The relationship between biology and psychology has been a longstanding area of contention because of the implication and consequences of altering fundamental conceptions of human volition and cognition. If human behavior is the product of physiological stimuli, the societal norms and the sanctions established for non-compliance become troublesome based on the elimination of motive and intent. Are behaviors programmed such that they are unavoidable? Do some of these behaviors include things such as moral judgment or religious observance? The implication of research in neurobiology is that the bright lines that have been drawn are artificial and cannot withstand granular scrutiny.
The authors assert that in the intervening fifty plus years since Kohlberg’s dissertation, sufficient research has be performed to call into question Kohlberg’s fundamental moral phenomenological approach that requires moral intention to generate a moral act. Research suggests that a preponderance of moral decisions occur at the precognitive state such that intentionality is established, cognitively, after the fact. Researchers have broadly classified this as a heuristic or rule based approach to describing morality. A number of different proposals have been proffered regarding how to explain the cardinality of the heuristics, with some researchers rejecting the bright line between automatic responses and cognitive responses.

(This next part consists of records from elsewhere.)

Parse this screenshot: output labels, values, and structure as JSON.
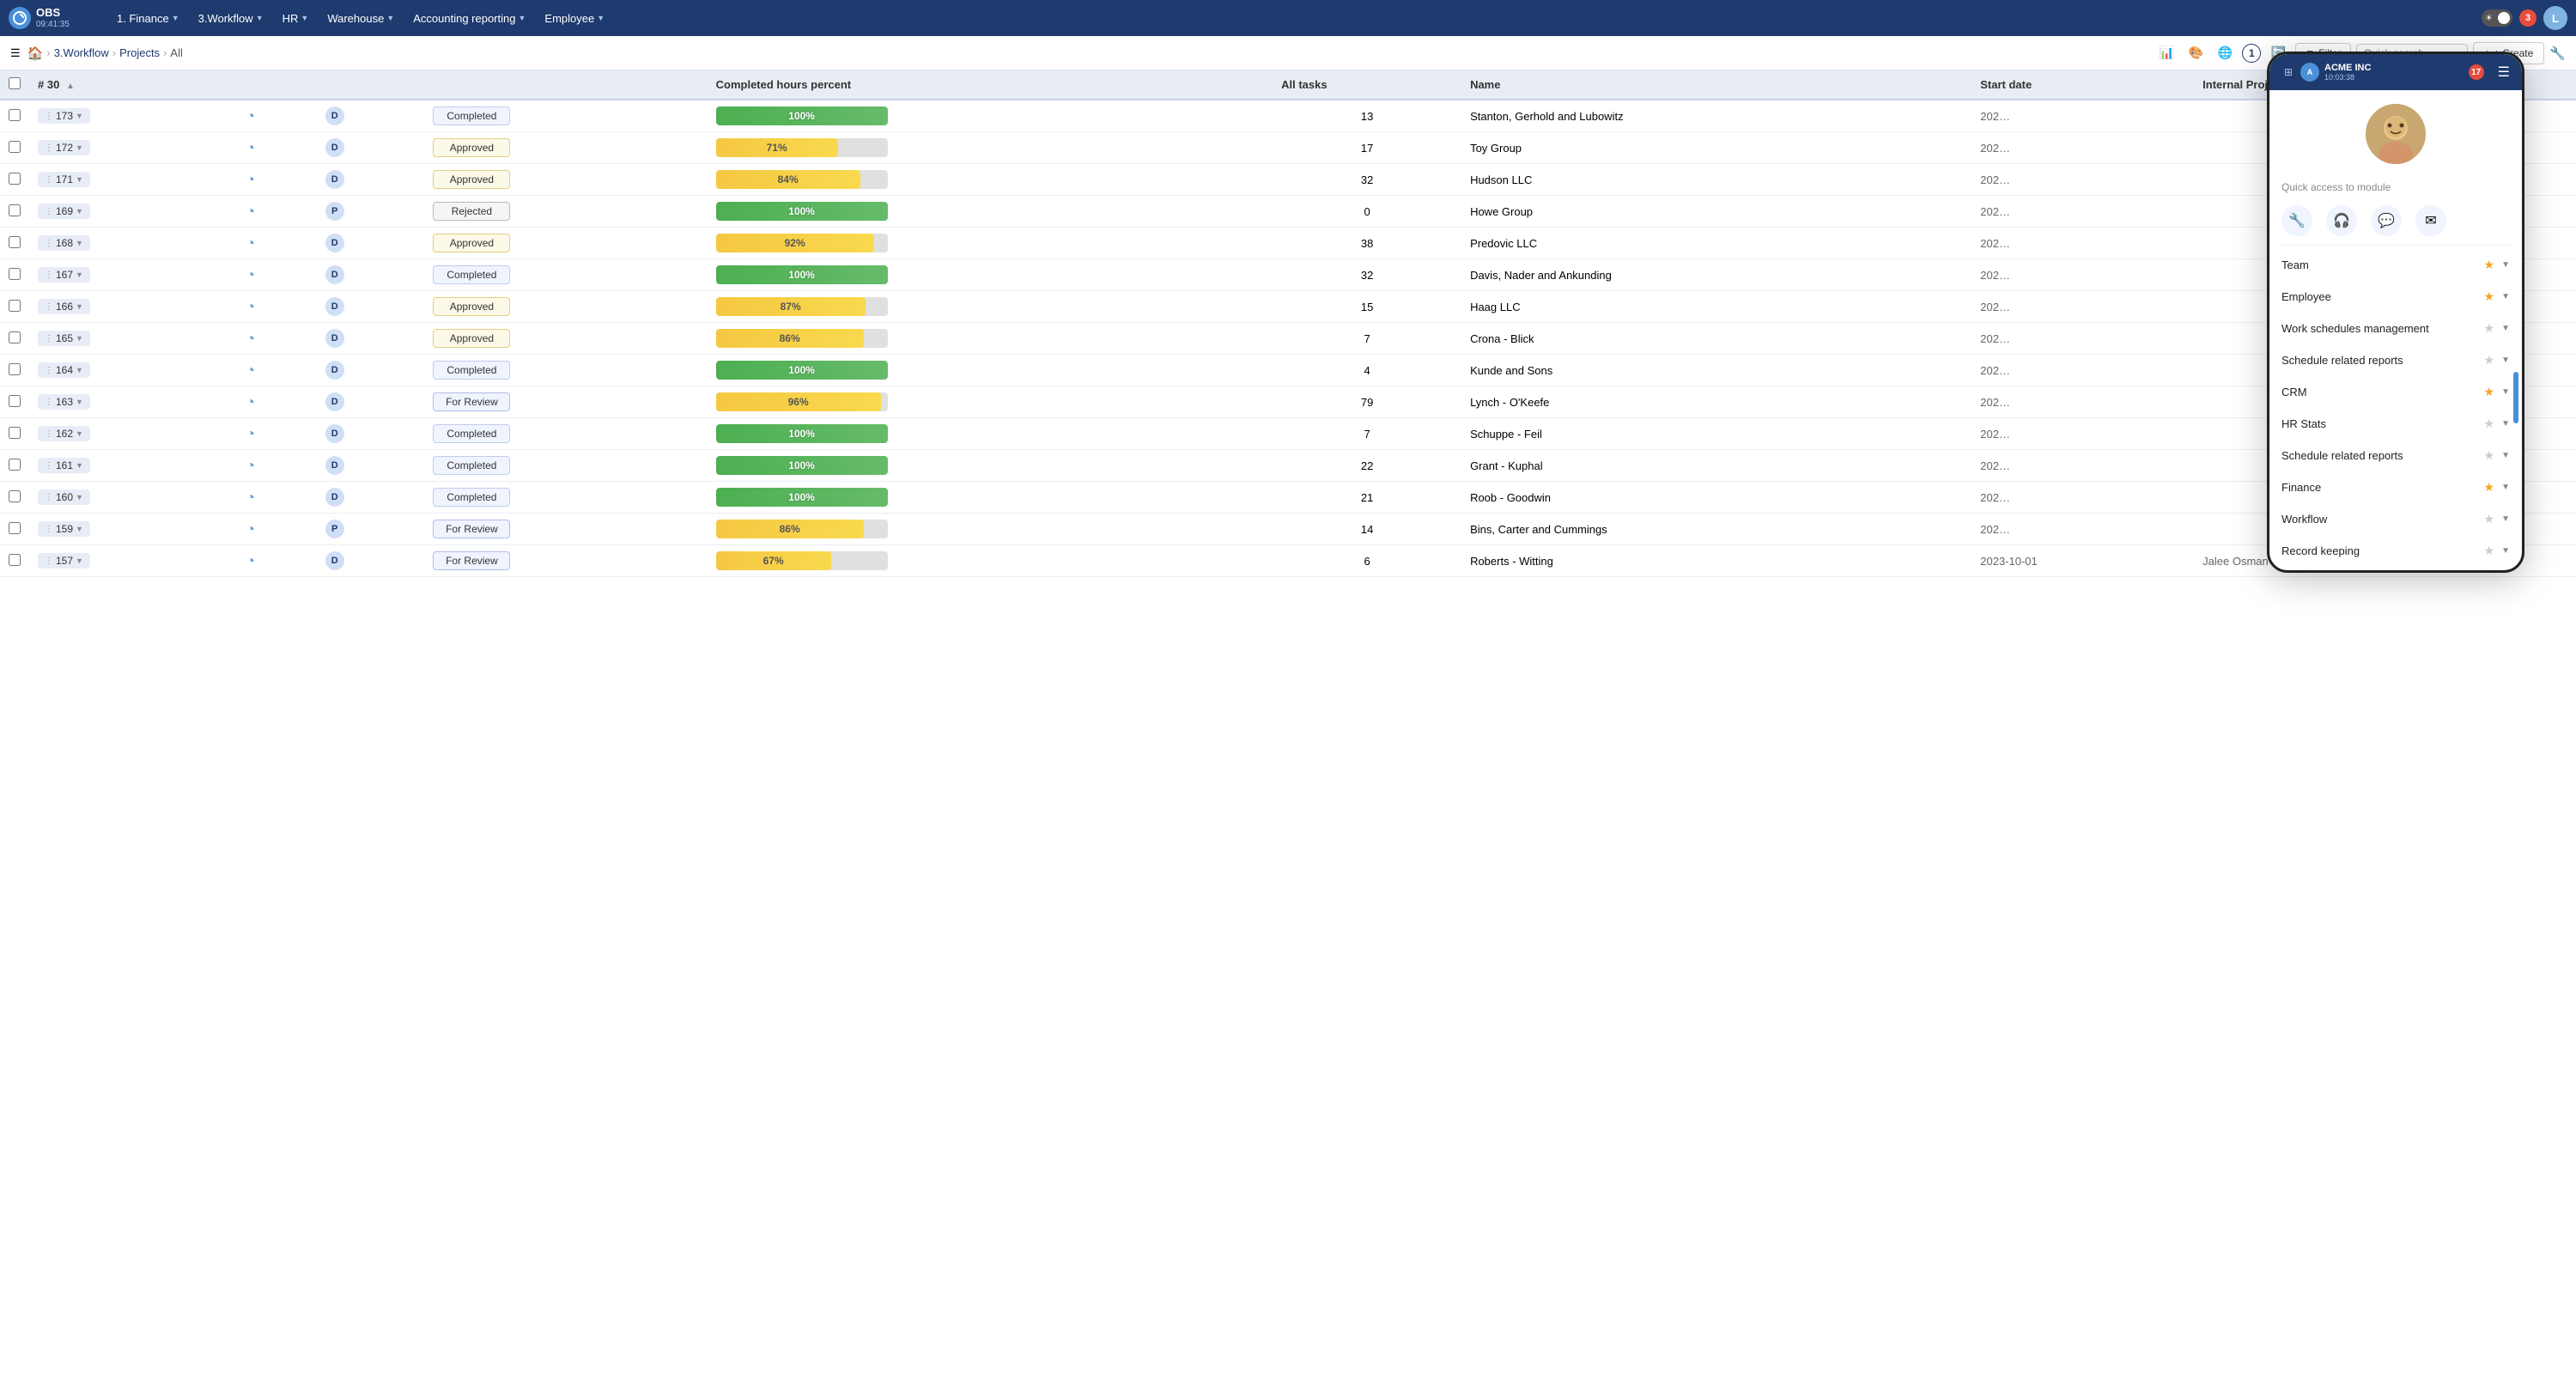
{
  "app": {
    "name": "OBS",
    "time": "09:41:35",
    "logo_letter": "O"
  },
  "top_nav": {
    "items": [
      {
        "label": "1. Finance",
        "has_caret": true
      },
      {
        "label": "3.Workflow",
        "has_caret": true
      },
      {
        "label": "HR",
        "has_caret": true
      },
      {
        "label": "Warehouse",
        "has_caret": true
      },
      {
        "label": "Accounting reporting",
        "has_caret": true
      },
      {
        "label": "Employee",
        "has_caret": true
      }
    ],
    "notification_count": "3",
    "avatar_letter": "L"
  },
  "toolbar": {
    "breadcrumbs": [
      {
        "label": "🏠",
        "is_home": true
      },
      {
        "label": "3.Workflow"
      },
      {
        "label": "Projects"
      },
      {
        "label": "All"
      }
    ],
    "icons": [
      "📊",
      "🎨",
      "🌐",
      "1",
      "🔄"
    ],
    "filter_label": "Filter",
    "search_placeholder": "Quick search",
    "create_label": "+ Create",
    "settings_icon": "⚙"
  },
  "table": {
    "header": {
      "row_num_label": "# 30",
      "completed_hours_label": "Completed hours percent",
      "all_tasks_label": "All tasks",
      "name_label": "Name",
      "start_date_label": "Start date",
      "lead_label": "Internal Project Lead"
    },
    "rows": [
      {
        "id": "173",
        "type": "D",
        "status": "Completed",
        "status_class": "status-completed",
        "progress": 100,
        "fill_class": "fill-green",
        "tasks": 13,
        "name": "Stanton, Gerhold and Lubowitz",
        "start_date": "202…",
        "lead": ""
      },
      {
        "id": "172",
        "type": "D",
        "status": "Approved",
        "status_class": "status-approved",
        "progress": 71,
        "fill_class": "fill-yellow",
        "tasks": 17,
        "name": "Toy Group",
        "start_date": "202…",
        "lead": ""
      },
      {
        "id": "171",
        "type": "D",
        "status": "Approved",
        "status_class": "status-approved",
        "progress": 84,
        "fill_class": "fill-yellow",
        "tasks": 32,
        "name": "Hudson LLC",
        "start_date": "202…",
        "lead": ""
      },
      {
        "id": "169",
        "type": "P",
        "status": "Rejected",
        "status_class": "status-rejected",
        "progress": 100,
        "fill_class": "fill-green",
        "tasks": 0,
        "name": "Howe Group",
        "start_date": "202…",
        "lead": ""
      },
      {
        "id": "168",
        "type": "D",
        "status": "Approved",
        "status_class": "status-approved",
        "progress": 92,
        "fill_class": "fill-yellow",
        "tasks": 38,
        "name": "Predovic LLC",
        "start_date": "202…",
        "lead": ""
      },
      {
        "id": "167",
        "type": "D",
        "status": "Completed",
        "status_class": "status-completed",
        "progress": 100,
        "fill_class": "fill-green",
        "tasks": 32,
        "name": "Davis, Nader and Ankunding",
        "start_date": "202…",
        "lead": ""
      },
      {
        "id": "166",
        "type": "D",
        "status": "Approved",
        "status_class": "status-approved",
        "progress": 87,
        "fill_class": "fill-yellow",
        "tasks": 15,
        "name": "Haag LLC",
        "start_date": "202…",
        "lead": ""
      },
      {
        "id": "165",
        "type": "D",
        "status": "Approved",
        "status_class": "status-approved",
        "progress": 86,
        "fill_class": "fill-yellow",
        "tasks": 7,
        "name": "Crona - Blick",
        "start_date": "202…",
        "lead": ""
      },
      {
        "id": "164",
        "type": "D",
        "status": "Completed",
        "status_class": "status-completed",
        "progress": 100,
        "fill_class": "fill-green",
        "tasks": 4,
        "name": "Kunde and Sons",
        "start_date": "202…",
        "lead": ""
      },
      {
        "id": "163",
        "type": "D",
        "status": "For Review",
        "status_class": "status-for-review",
        "progress": 96,
        "fill_class": "fill-yellow",
        "tasks": 79,
        "name": "Lynch - O'Keefe",
        "start_date": "202…",
        "lead": ""
      },
      {
        "id": "162",
        "type": "D",
        "status": "Completed",
        "status_class": "status-completed",
        "progress": 100,
        "fill_class": "fill-green",
        "tasks": 7,
        "name": "Schuppe - Feil",
        "start_date": "202…",
        "lead": ""
      },
      {
        "id": "161",
        "type": "D",
        "status": "Completed",
        "status_class": "status-completed",
        "progress": 100,
        "fill_class": "fill-green",
        "tasks": 22,
        "name": "Grant - Kuphal",
        "start_date": "202…",
        "lead": ""
      },
      {
        "id": "160",
        "type": "D",
        "status": "Completed",
        "status_class": "status-completed",
        "progress": 100,
        "fill_class": "fill-green",
        "tasks": 21,
        "name": "Roob - Goodwin",
        "start_date": "202…",
        "lead": ""
      },
      {
        "id": "159",
        "type": "P",
        "status": "For Review",
        "status_class": "status-for-review",
        "progress": 86,
        "fill_class": "fill-yellow",
        "tasks": 14,
        "name": "Bins, Carter and Cummings",
        "start_date": "202…",
        "lead": ""
      },
      {
        "id": "157",
        "type": "D",
        "status": "For Review",
        "status_class": "status-for-review",
        "progress": 67,
        "fill_class": "fill-yellow",
        "tasks": 6,
        "name": "Roberts - Witting",
        "start_date": "2023-10-01",
        "lead": "Jalee Osman"
      }
    ]
  },
  "mobile_panel": {
    "company": "ACME INC",
    "time": "10:03:38",
    "notification_count": "17",
    "quick_access_label": "Quick access to module",
    "icons": [
      "🔧",
      "🎧",
      "💬",
      "✉"
    ],
    "menu_items": [
      {
        "label": "Team",
        "starred": true
      },
      {
        "label": "Employee",
        "starred": true
      },
      {
        "label": "Work schedules management",
        "starred": false
      },
      {
        "label": "Schedule related reports",
        "starred": false
      },
      {
        "label": "CRM",
        "starred": true
      },
      {
        "label": "HR Stats",
        "starred": false
      },
      {
        "label": "Schedule related reports",
        "starred": false
      },
      {
        "label": "Finance",
        "starred": true
      },
      {
        "label": "Workflow",
        "starred": false
      },
      {
        "label": "Record keeping",
        "starred": false
      }
    ]
  }
}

The question that comes to mind is related to how these heuristics form. On their face, many behaviors seem to be automatic and initiated by heuristics. However, if a given fact pattern occurs often enough, a response designed to optimize the decision point might generate an automatic response that would effectively obscure the reasoning that informed the initial behavior. This might be analogized by looking at how a child might learn their multiplication tables. Initially, the process is highly cognitive, but over time, the responses become so commonplace that they appear to occur prior to a cognitive stimulus. In essence, a thoroughly learned moral decision might take the characteristics of an automatic response, but the underlying moral reasoning is still present, just not explicit.
Special thanks to Terrence R. Daniels and Eric B. Salo.